§ **Try it**: Below are lines of data. Give the number of them that contain the string "this", and nothing else.

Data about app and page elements
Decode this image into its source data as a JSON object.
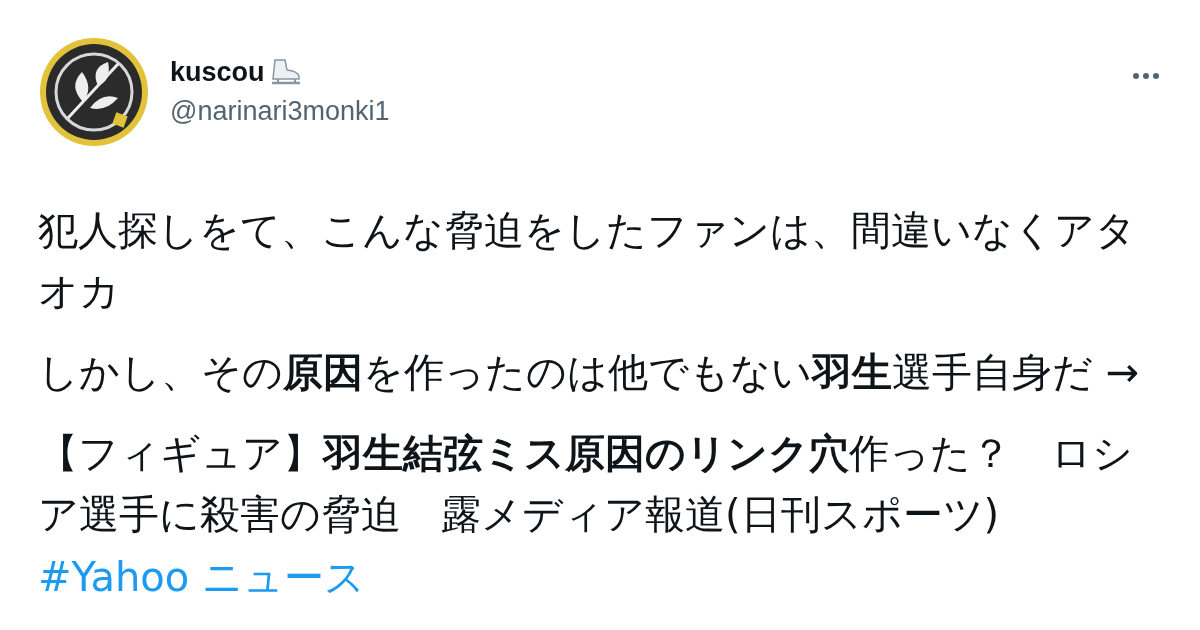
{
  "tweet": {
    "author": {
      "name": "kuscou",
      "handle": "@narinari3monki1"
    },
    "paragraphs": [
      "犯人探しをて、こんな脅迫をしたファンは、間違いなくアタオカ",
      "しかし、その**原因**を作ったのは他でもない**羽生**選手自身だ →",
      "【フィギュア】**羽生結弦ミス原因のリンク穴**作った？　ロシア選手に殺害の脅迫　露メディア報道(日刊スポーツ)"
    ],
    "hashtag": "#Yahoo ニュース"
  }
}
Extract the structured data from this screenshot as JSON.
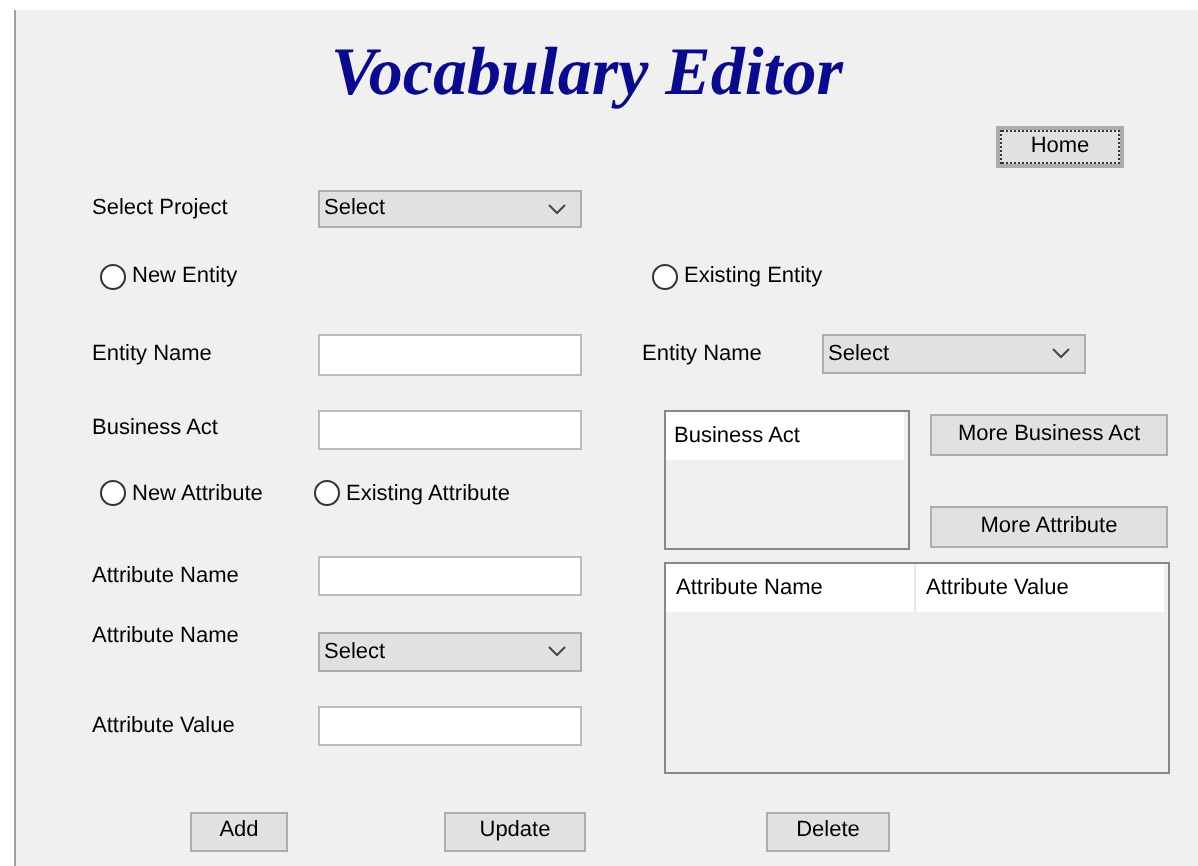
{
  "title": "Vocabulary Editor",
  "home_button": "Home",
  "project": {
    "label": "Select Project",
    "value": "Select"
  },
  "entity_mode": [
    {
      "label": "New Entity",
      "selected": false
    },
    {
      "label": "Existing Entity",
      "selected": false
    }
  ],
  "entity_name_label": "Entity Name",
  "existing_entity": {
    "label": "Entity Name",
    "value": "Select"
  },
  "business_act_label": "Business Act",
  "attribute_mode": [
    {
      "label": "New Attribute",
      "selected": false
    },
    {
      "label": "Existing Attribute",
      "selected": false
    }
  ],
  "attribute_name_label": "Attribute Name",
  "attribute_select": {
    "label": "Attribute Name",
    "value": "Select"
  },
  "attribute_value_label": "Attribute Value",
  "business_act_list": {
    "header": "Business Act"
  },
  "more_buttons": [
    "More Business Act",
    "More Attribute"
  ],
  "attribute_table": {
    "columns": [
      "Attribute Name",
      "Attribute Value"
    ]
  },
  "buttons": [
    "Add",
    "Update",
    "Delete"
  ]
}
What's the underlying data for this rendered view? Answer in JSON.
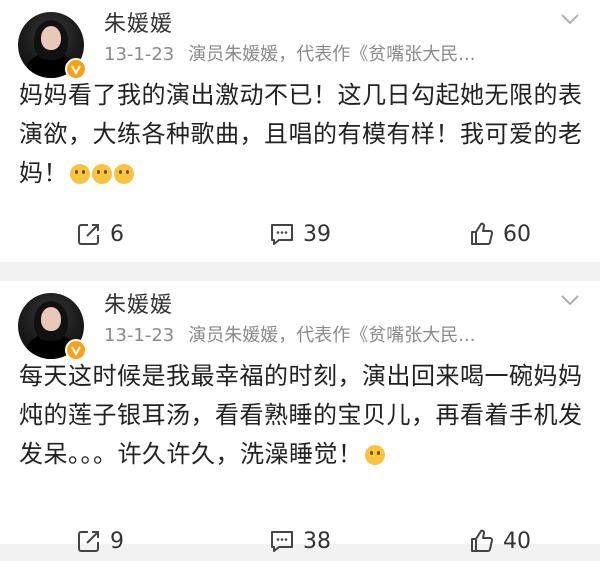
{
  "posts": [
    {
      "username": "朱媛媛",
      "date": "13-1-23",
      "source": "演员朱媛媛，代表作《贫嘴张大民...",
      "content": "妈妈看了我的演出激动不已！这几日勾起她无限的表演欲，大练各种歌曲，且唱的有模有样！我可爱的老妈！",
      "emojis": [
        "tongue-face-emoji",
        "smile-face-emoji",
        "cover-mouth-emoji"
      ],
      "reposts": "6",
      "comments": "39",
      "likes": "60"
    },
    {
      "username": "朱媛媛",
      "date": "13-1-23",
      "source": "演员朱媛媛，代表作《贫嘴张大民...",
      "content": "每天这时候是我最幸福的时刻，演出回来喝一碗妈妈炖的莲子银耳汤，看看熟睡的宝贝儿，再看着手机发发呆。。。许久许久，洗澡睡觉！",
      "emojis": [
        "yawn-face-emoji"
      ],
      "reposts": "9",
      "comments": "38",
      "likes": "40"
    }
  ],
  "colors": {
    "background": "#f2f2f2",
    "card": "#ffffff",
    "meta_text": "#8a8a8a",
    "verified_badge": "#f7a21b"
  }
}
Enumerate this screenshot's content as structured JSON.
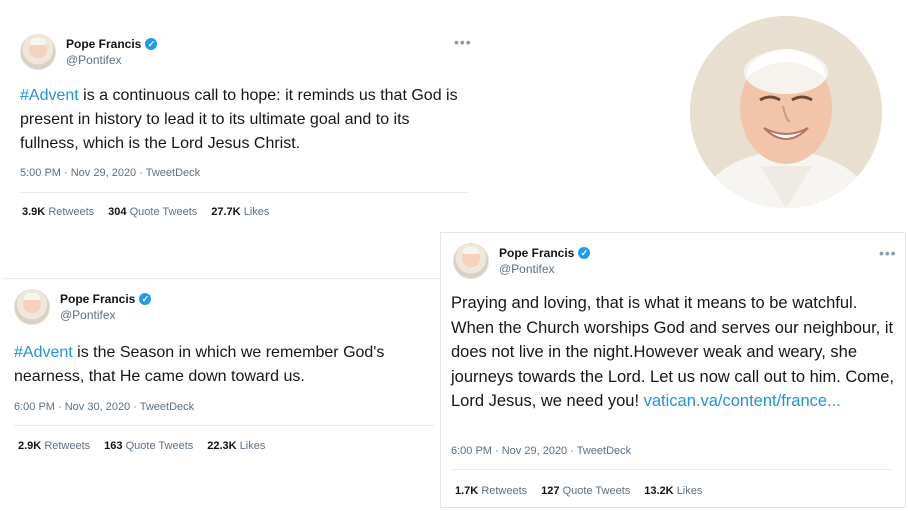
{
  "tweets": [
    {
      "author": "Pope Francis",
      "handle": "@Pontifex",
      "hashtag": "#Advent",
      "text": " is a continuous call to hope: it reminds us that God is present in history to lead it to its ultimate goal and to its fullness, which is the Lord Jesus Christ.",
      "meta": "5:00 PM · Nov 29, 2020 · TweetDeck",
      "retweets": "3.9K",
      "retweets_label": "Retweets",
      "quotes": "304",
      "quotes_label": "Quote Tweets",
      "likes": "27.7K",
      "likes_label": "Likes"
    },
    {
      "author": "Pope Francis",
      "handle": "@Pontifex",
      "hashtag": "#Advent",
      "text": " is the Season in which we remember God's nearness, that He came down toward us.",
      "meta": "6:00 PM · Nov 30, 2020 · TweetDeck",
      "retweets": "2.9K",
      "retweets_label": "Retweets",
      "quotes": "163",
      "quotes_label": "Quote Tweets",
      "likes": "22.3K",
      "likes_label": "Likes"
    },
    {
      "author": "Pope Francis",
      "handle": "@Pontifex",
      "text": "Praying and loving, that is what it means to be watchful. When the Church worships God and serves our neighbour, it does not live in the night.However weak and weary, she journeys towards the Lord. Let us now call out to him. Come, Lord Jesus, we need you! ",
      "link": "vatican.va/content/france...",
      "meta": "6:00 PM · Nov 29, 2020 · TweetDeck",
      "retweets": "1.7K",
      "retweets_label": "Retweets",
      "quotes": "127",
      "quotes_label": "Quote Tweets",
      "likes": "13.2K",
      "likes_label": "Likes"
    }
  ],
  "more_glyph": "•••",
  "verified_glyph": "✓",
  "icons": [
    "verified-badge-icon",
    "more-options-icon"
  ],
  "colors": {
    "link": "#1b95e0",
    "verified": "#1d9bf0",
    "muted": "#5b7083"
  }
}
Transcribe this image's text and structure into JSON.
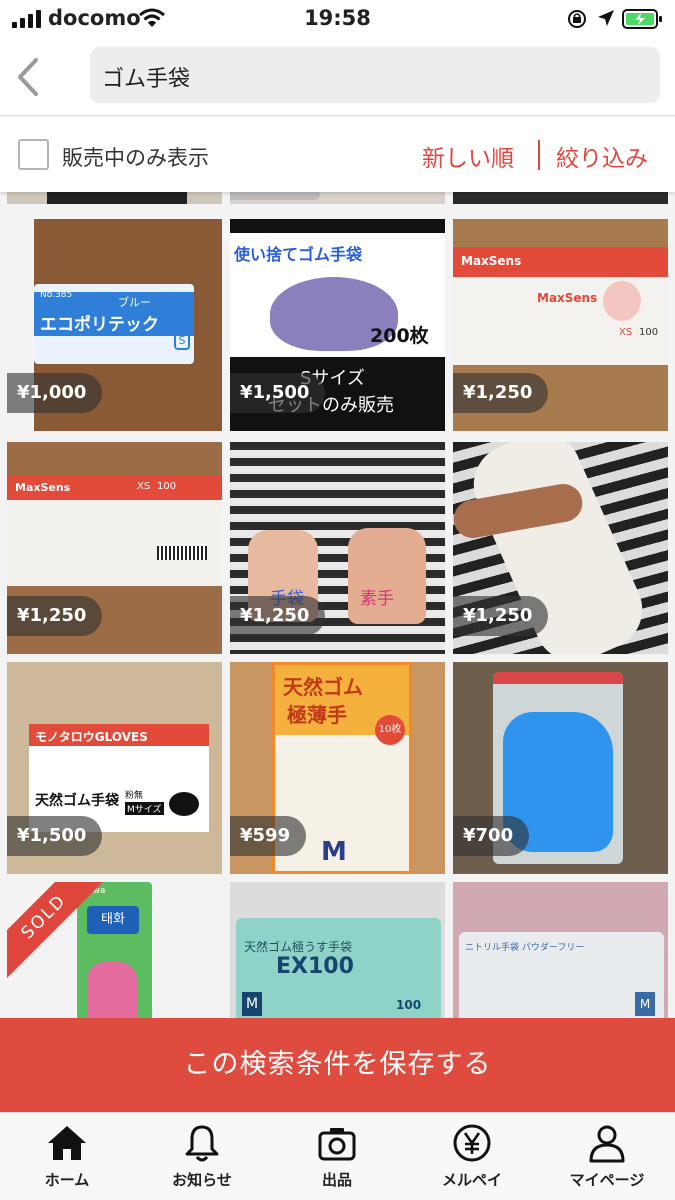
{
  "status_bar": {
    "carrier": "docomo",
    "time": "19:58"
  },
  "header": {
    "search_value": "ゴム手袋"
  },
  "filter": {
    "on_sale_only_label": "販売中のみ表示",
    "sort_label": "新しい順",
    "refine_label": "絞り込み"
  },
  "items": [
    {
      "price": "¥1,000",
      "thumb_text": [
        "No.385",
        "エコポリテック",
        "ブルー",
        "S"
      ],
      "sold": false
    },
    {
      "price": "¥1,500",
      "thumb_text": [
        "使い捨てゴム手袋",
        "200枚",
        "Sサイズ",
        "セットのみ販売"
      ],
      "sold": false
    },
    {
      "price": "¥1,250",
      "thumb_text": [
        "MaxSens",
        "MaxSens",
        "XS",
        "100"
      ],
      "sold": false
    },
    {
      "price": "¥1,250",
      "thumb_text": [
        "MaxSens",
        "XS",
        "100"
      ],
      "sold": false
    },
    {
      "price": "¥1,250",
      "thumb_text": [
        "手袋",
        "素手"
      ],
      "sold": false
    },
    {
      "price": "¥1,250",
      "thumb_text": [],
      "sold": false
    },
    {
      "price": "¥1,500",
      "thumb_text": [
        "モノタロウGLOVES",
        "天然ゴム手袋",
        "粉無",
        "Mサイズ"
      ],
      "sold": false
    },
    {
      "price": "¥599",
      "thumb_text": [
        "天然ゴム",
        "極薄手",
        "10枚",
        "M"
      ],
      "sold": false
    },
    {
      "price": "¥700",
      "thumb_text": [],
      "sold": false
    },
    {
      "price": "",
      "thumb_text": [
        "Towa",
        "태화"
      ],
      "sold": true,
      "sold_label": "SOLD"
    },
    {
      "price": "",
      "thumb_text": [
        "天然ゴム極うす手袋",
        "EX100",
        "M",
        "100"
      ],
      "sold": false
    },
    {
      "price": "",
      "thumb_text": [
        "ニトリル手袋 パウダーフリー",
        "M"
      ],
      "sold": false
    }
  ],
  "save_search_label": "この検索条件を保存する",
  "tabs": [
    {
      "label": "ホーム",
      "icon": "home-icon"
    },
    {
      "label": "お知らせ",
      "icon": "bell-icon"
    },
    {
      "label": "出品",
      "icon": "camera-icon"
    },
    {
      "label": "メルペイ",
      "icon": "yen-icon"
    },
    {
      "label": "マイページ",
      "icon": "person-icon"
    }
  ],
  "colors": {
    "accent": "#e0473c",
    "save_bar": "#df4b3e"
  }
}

§ **Response**: 5